#### TASK DESCRIPTION
Would you reproduce the entries exactly, including every line?

|---|

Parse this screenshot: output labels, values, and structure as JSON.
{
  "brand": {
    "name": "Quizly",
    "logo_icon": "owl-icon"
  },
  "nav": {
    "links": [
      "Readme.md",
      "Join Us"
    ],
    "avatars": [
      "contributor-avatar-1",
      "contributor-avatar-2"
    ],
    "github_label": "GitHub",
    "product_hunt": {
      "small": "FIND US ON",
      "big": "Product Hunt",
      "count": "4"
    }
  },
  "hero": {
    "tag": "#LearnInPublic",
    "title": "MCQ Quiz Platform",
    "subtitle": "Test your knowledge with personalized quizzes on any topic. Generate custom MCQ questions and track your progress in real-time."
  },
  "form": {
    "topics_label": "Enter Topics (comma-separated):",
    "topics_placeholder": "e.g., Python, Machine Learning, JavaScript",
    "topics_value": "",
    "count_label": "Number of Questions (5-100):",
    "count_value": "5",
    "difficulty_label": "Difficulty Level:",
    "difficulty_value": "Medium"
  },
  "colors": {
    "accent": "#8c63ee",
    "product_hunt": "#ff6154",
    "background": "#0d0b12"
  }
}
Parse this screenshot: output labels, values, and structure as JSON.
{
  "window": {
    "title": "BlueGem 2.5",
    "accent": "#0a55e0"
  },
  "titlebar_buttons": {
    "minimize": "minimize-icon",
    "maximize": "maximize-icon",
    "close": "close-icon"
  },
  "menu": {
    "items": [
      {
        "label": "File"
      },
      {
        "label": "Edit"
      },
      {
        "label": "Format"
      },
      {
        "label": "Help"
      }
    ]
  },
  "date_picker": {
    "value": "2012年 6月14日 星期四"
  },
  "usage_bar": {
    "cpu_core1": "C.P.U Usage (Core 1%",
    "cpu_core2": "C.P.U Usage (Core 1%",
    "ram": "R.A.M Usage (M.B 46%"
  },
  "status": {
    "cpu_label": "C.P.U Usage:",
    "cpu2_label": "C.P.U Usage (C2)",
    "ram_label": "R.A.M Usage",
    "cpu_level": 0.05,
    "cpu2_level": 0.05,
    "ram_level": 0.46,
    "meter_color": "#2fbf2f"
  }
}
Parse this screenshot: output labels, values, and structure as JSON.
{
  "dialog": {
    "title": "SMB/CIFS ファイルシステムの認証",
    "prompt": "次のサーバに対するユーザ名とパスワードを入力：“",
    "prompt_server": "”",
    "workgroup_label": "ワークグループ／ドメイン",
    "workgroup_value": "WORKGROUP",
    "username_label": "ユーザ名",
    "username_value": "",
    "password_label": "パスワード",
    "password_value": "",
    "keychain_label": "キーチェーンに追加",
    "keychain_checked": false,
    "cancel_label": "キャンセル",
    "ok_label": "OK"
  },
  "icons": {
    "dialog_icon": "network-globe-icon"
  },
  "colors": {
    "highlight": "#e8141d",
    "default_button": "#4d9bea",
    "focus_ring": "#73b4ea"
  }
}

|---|

#### EXERCISE RESPONSE
Parse this screenshot: output labels, values, and structure as JSON.
{
  "brand": {
    "name": "Quizly",
    "logo_icon": "owl-icon"
  },
  "nav": {
    "links": [
      "Readme.md",
      "Join Us"
    ],
    "avatars": [
      "contributor-avatar-1",
      "contributor-avatar-2"
    ],
    "github_label": "GitHub",
    "product_hunt": {
      "small": "FIND US ON",
      "big": "Product Hunt",
      "count": "4"
    }
  },
  "hero": {
    "tag": "#LearnInPublic",
    "title": "MCQ Quiz Platform",
    "subtitle": "Test your knowledge with personalized quizzes on any topic. Generate custom MCQ questions and track your progress in real-time."
  },
  "form": {
    "topics_label": "Enter Topics (comma-separated):",
    "topics_placeholder": "e.g., Python, Machine Learning, JavaScript",
    "topics_value": "",
    "count_label": "Number of Questions (5-100):",
    "count_value": "5",
    "difficulty_label": "Difficulty Level:",
    "difficulty_value": "Medium"
  },
  "colors": {
    "accent": "#8c63ee",
    "product_hunt": "#ff6154",
    "background": "#0d0b12"
  }
}
Parse this screenshot: output labels, values, and structure as JSON.
{
  "window": {
    "title": "BlueGem 2.5",
    "accent": "#0a55e0"
  },
  "titlebar_buttons": {
    "minimize": "minimize-icon",
    "maximize": "maximize-icon",
    "close": "close-icon"
  },
  "menu": {
    "items": [
      {
        "label": "File"
      },
      {
        "label": "Edit"
      },
      {
        "label": "Format"
      },
      {
        "label": "Help"
      }
    ]
  },
  "date_picker": {
    "value": "2012年 6月14日 星期四"
  },
  "usage_bar": {
    "cpu_core1": "C.P.U Usage (Core 1%",
    "cpu_core2": "C.P.U Usage (Core 1%",
    "ram": "R.A.M Usage (M.B 46%"
  },
  "status": {
    "cpu_label": "C.P.U Usage:",
    "cpu2_label": "C.P.U Usage (C2)",
    "ram_label": "R.A.M Usage",
    "cpu_level": 0.05,
    "cpu2_level": 0.05,
    "ram_level": 0.46,
    "meter_color": "#2fbf2f"
  }
}
Parse this screenshot: output labels, values, and structure as JSON.
{
  "dialog": {
    "title": "SMB/CIFS ファイルシステムの認証",
    "prompt": "次のサーバに対するユーザ名とパスワードを入力：“",
    "prompt_server": "”",
    "workgroup_label": "ワークグループ／ドメイン",
    "workgroup_value": "WORKGROUP",
    "username_label": "ユーザ名",
    "username_value": "",
    "password_label": "パスワード",
    "password_value": "",
    "keychain_label": "キーチェーンに追加",
    "keychain_checked": false,
    "cancel_label": "キャンセル",
    "ok_label": "OK"
  },
  "icons": {
    "dialog_icon": "network-globe-icon"
  },
  "colors": {
    "highlight": "#e8141d",
    "default_button": "#4d9bea",
    "focus_ring": "#73b4ea"
  }
}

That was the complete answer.